A PACKED meeting at Caerleon Town Hall this Saturday, November 25, gave a “clear-cut verdict” on local support for a new train station.

Activists and residents listened to Ted Hand and Phil Inskip, both leading figures in the successful Magor campaign, before voting overwhelmingly to campaign for a new station of their own.

The former Caerleon station, which is still visible below the bridge on Lodge Road, closed in 1962.

Despite conversations around a replacement in recent years, the town has been omitted from Transport for Wales’ plans which will see new stations for Newport West, Somerton and Llanwern.

South Wales Argus: Caerleon Civic Society hosted the meeting to gauge support - and the verdict was clear

Caerleon Civic Society chair Chris Thomas, hosting the meeting, emphasised the group’s intention to gauge support rather than endorse it – but the support was clear even across party divides.

“It was emphasised at the beginning of the meeting that it was non-party political,” said Welsh Labour councillor Stephen Cocks. “The purpose was to make this a community campaign with everyone pulling together.

“There will be a need to win over bodies such as Transport for Wales and Network Rail. There will also be local issues to resolve, such as on street parking, but there are also many pluses,” said Cllr Cocks.

“Rail travel is becoming much more geared to leisure travel and Caerleon has the potential to become a heritage destination of international importance.”

He warned the campaign would be long and challenging - something echoed by Mr Hand who likened the Magor campaign to a “David and Goliath task”.
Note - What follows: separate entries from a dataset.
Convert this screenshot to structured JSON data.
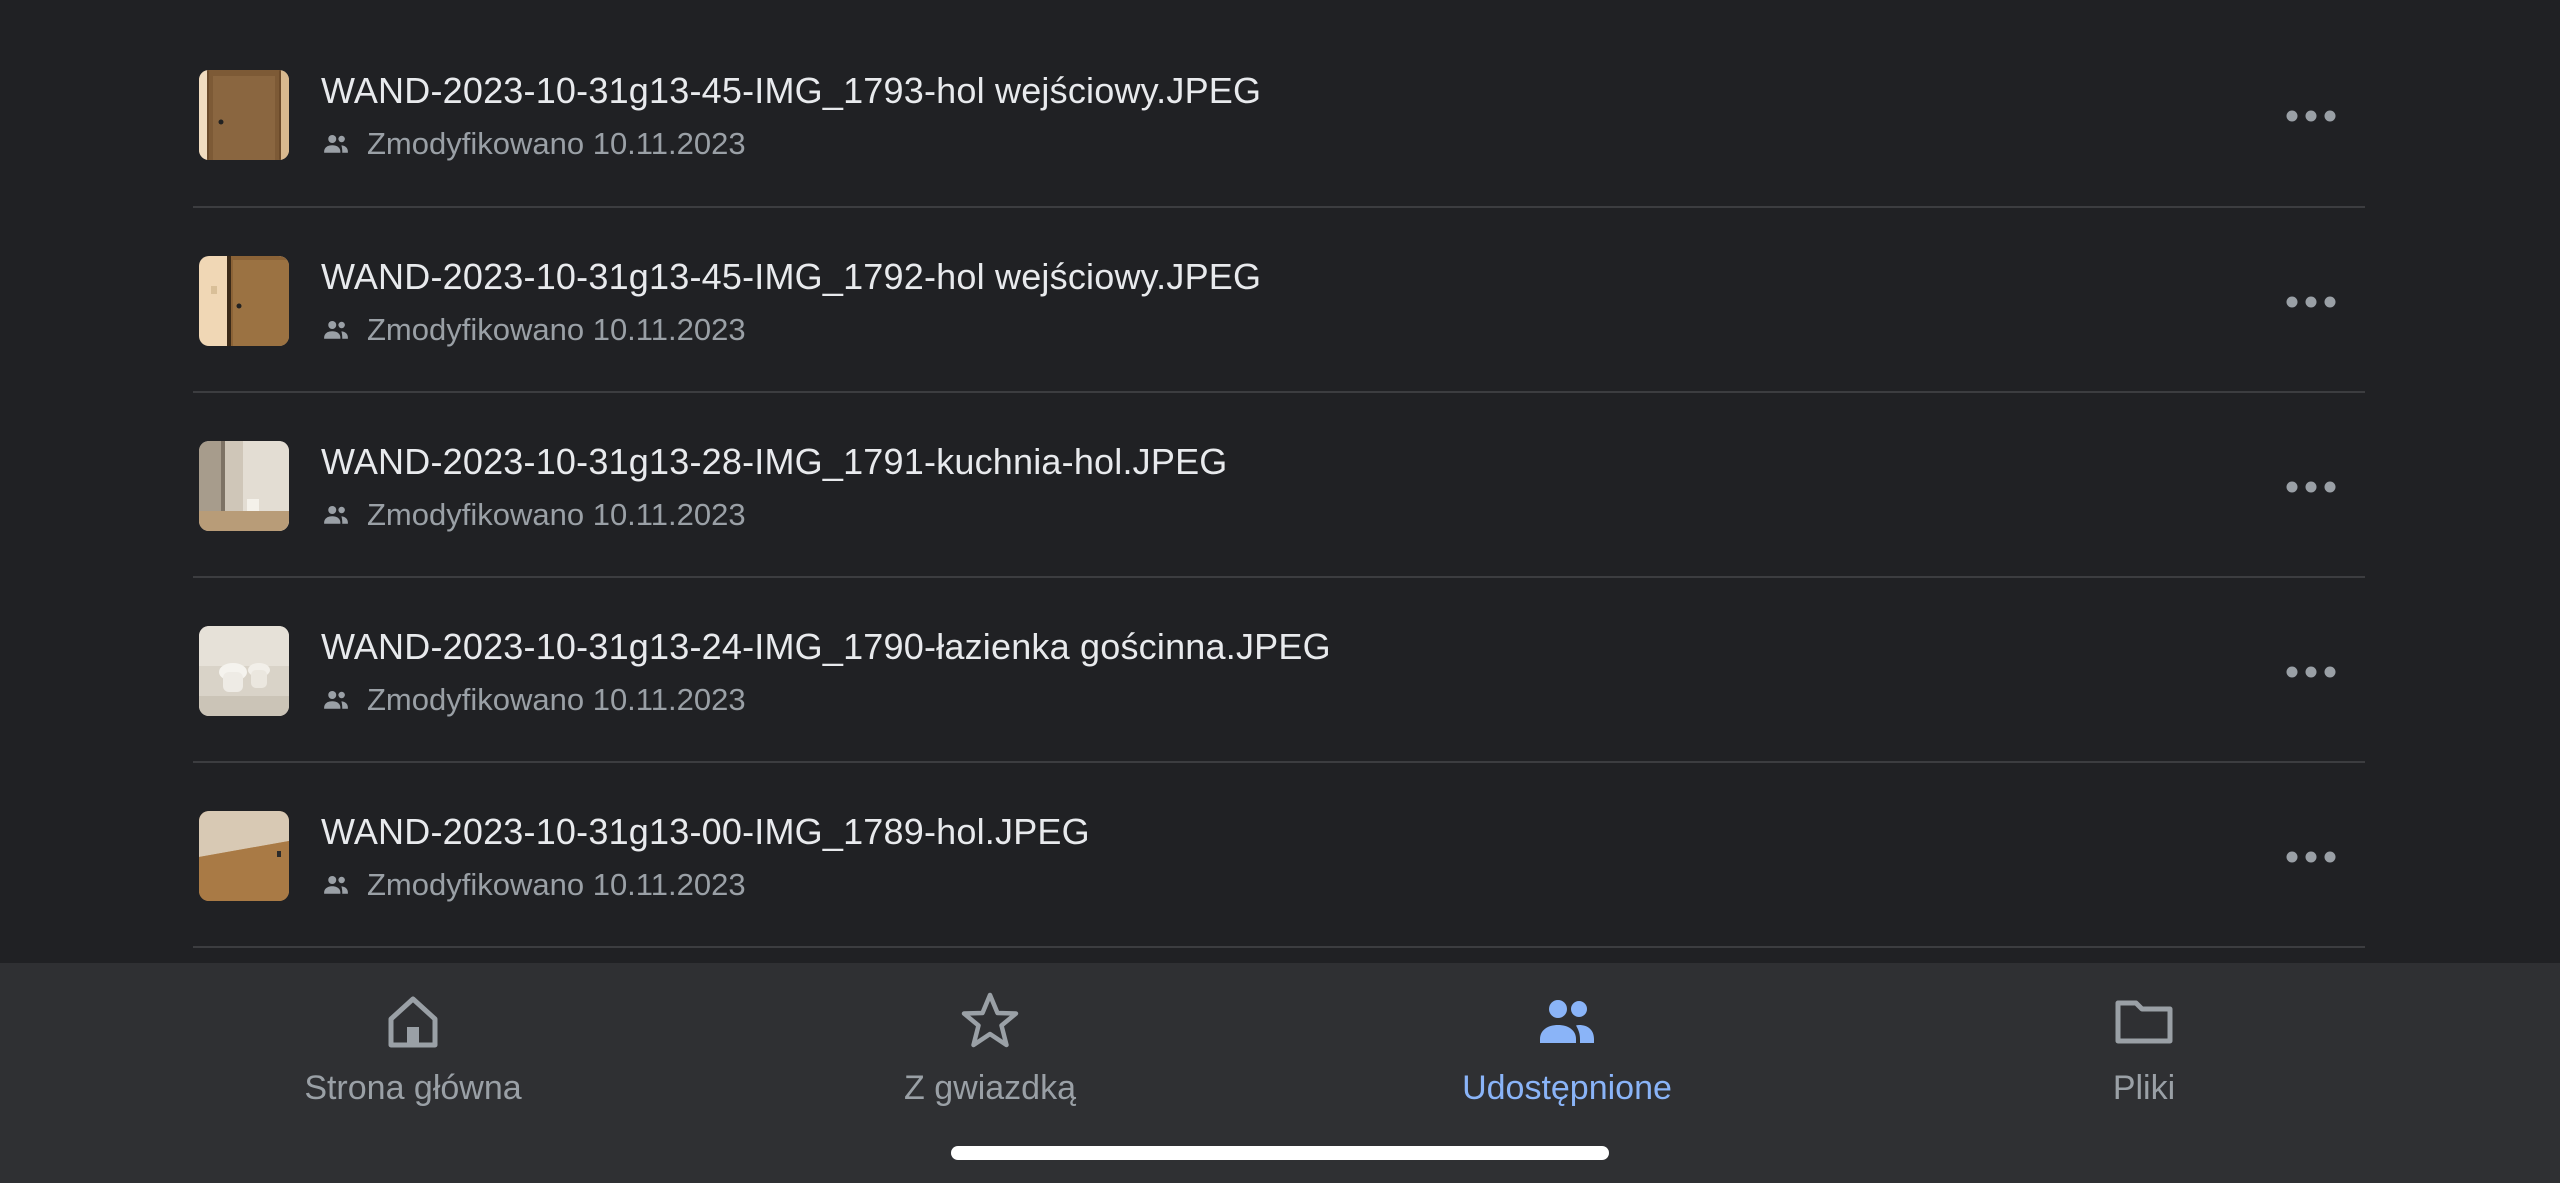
{
  "files": [
    {
      "name": "WAND-2023-10-31g13-45-IMG_1793-hol wejściowy.JPEG",
      "meta": "Zmodyfikowano 10.11.2023",
      "shared_icon": "people-icon",
      "more_icon": "more-horizontal-icon"
    },
    {
      "name": "WAND-2023-10-31g13-45-IMG_1792-hol wejściowy.JPEG",
      "meta": "Zmodyfikowano 10.11.2023",
      "shared_icon": "people-icon",
      "more_icon": "more-horizontal-icon"
    },
    {
      "name": "WAND-2023-10-31g13-28-IMG_1791-kuchnia-hol.JPEG",
      "meta": "Zmodyfikowano 10.11.2023",
      "shared_icon": "people-icon",
      "more_icon": "more-horizontal-icon"
    },
    {
      "name": "WAND-2023-10-31g13-24-IMG_1790-łazienka gościnna.JPEG",
      "meta": "Zmodyfikowano 10.11.2023",
      "shared_icon": "people-icon",
      "more_icon": "more-horizontal-icon"
    },
    {
      "name": "WAND-2023-10-31g13-00-IMG_1789-hol.JPEG",
      "meta": "Zmodyfikowano 10.11.2023",
      "shared_icon": "people-icon",
      "more_icon": "more-horizontal-icon"
    }
  ],
  "nav": {
    "items": [
      {
        "label": "Strona główna",
        "icon": "home-icon",
        "active": false
      },
      {
        "label": "Z gwiazdką",
        "icon": "star-icon",
        "active": false
      },
      {
        "label": "Udostępnione",
        "icon": "people-icon",
        "active": true
      },
      {
        "label": "Pliki",
        "icon": "folder-icon",
        "active": false
      }
    ]
  },
  "colors": {
    "background": "#202124",
    "nav_background": "#2f3033",
    "text_primary": "#e8eaed",
    "text_secondary": "#9aa0a6",
    "accent": "#8ab4f8",
    "divider": "#3c3d40"
  }
}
“A key to success in Magor has been the new concept of a walkway station,” he said. “People walk or cycle to the station. There is no parking, other than a small number of disabled spaces, and there are measures to control parking on surrounding streets.”

South Wales Argus: Magor campaigner Ted Hand warned attendees of the "David and Goliath task" ahead

Former Welsh Conservative campaigner for Newport West Michael Enea, praising the “political unity” on the issue, expressed his preference for a “drop and drive” station to accommodate disabled travellers who may not be able to walk.

Laura Anne Jones, Welsh Conservative MS for South Wales East, said: “Once again, people in my region are feeling let down and forgotten about by the Welsh Labour Government.

“The time to act is now and I will be supporting the people of Caerleon in their bid to finally see the station, which would undoubtedly be well-used, built.

“It is imperative that we, of all party colours, now work together to put pressure on TfW and the Welsh Labour Government to make a railway station for Caerleon a reality.”

TfW is undertaking a Metro Enhancement Framework study which will look at the possibility of new stations on the Marches Line, alongside bus and active travel options between Caerleon and Newport, a Welsh Government spokesperson has said.